- _INFORMATION SUPPLIED_
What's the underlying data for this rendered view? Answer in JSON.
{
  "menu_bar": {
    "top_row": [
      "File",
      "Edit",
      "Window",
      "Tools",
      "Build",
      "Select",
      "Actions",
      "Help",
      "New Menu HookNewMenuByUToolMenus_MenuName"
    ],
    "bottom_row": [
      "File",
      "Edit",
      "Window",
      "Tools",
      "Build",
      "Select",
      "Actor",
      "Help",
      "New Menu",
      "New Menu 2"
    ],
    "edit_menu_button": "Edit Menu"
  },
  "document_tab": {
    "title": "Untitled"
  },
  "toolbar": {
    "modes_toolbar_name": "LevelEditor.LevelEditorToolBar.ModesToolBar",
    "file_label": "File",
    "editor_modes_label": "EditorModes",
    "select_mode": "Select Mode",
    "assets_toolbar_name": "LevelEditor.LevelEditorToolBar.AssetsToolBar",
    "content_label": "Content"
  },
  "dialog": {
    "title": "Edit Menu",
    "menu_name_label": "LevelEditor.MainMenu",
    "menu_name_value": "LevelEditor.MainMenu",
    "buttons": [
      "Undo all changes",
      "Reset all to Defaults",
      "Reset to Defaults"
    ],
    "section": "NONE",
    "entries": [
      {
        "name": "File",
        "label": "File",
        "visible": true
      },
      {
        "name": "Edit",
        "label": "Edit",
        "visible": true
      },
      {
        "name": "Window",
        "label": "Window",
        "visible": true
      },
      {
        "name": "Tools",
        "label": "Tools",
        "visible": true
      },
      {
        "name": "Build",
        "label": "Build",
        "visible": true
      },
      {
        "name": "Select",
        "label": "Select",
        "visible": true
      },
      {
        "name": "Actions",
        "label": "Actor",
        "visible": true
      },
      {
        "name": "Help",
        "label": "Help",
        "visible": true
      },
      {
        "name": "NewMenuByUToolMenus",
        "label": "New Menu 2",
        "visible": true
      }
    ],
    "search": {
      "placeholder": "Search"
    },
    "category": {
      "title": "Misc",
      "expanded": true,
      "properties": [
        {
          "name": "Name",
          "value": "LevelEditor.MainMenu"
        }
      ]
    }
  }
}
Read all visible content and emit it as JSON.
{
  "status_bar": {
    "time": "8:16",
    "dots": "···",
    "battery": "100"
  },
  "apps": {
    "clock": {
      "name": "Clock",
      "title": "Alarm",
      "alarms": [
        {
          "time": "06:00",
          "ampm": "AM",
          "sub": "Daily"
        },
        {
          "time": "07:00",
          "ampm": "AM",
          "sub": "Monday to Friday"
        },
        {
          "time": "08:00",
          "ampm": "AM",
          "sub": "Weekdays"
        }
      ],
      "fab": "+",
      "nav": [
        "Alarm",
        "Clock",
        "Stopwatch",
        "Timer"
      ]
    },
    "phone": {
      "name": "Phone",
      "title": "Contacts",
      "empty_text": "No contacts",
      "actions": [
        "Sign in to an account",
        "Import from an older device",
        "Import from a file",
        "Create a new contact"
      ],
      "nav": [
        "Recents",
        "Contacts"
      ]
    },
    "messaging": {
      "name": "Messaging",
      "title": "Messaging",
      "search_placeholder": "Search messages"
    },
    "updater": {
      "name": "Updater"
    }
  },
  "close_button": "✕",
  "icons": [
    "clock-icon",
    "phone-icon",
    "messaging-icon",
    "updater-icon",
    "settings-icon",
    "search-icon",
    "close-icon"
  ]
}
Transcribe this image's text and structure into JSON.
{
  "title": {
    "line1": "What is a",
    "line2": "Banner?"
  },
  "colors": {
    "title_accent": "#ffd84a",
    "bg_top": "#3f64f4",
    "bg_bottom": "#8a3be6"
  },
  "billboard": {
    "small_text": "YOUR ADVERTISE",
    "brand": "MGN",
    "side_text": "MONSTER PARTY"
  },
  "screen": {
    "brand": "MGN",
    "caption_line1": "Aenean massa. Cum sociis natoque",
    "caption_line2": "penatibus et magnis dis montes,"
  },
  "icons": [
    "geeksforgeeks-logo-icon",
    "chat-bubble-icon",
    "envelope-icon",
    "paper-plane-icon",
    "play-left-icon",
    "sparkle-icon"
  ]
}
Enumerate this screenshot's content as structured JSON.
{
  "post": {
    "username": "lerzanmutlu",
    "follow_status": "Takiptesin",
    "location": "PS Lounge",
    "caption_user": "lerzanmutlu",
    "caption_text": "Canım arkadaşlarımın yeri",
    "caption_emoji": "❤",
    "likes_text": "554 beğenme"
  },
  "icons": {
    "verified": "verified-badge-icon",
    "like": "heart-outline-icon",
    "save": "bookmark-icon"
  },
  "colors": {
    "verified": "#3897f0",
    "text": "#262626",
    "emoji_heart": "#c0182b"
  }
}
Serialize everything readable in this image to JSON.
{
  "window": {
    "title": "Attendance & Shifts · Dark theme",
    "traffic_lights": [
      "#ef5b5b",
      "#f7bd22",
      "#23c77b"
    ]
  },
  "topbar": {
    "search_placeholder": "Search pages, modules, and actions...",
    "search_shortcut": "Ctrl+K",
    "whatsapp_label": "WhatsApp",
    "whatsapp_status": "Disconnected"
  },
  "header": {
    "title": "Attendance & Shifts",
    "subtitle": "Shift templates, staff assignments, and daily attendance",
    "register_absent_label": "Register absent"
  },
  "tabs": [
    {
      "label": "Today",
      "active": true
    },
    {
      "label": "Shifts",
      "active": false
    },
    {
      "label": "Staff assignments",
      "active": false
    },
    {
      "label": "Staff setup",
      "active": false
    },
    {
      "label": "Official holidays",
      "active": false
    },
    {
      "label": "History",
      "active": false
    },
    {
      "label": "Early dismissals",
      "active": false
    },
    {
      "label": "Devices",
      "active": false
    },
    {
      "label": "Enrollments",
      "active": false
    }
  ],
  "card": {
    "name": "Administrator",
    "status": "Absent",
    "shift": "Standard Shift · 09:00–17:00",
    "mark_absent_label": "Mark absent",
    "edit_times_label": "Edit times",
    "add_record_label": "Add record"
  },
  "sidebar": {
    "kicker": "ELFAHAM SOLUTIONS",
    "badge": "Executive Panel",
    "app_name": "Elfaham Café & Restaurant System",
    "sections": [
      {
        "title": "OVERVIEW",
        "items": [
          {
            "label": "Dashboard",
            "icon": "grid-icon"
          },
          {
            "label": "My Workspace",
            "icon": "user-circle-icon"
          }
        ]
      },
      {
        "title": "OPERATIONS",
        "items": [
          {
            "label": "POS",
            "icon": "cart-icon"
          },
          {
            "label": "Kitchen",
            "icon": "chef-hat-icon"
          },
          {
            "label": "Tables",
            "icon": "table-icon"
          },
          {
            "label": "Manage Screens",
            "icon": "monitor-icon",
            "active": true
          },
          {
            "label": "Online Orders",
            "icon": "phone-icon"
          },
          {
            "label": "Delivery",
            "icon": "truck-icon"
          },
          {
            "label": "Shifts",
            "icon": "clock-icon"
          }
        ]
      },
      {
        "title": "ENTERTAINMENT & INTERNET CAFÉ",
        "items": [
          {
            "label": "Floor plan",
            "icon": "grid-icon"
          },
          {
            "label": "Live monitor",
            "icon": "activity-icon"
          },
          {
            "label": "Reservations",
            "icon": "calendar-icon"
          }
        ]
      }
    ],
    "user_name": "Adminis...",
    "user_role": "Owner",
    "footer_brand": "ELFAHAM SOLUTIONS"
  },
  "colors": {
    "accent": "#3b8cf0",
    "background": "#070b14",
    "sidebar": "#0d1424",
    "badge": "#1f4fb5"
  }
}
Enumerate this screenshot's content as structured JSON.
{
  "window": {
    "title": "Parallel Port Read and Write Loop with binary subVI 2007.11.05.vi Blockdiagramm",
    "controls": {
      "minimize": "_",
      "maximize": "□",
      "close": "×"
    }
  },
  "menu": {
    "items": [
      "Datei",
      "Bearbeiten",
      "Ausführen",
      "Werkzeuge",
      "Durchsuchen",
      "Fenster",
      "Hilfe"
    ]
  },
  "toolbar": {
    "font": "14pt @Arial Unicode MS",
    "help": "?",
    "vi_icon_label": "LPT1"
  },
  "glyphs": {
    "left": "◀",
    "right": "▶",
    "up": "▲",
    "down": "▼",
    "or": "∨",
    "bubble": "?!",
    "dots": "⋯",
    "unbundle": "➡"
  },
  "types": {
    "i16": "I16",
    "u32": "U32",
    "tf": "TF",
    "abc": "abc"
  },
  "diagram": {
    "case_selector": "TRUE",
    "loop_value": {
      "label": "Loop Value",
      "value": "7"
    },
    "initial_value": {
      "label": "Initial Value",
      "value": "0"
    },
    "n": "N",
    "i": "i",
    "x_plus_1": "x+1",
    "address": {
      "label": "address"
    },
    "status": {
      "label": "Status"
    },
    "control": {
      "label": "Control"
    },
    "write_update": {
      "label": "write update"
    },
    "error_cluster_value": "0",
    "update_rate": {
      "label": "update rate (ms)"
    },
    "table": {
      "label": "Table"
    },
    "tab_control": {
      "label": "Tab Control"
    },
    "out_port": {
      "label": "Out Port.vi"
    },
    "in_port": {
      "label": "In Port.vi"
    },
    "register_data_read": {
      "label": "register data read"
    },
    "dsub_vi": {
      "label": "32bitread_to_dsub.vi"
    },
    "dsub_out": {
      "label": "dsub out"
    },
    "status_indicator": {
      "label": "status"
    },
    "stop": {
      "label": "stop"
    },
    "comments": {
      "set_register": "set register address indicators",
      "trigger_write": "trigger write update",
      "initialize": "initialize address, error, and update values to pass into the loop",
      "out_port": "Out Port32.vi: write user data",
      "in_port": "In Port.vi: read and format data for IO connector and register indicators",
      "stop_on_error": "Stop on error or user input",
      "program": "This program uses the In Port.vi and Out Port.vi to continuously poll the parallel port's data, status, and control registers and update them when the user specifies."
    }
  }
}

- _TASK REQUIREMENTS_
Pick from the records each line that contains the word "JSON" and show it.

- _REPLY TO THE TASK_
What's the underlying data for this rendered view? Answer in JSON.
Read all visible content and emit it as JSON.
Transcribe this image's text and structure into JSON.
Enumerate this screenshot's content as structured JSON.
Serialize everything readable in this image to JSON.
Enumerate this screenshot's content as structured JSON.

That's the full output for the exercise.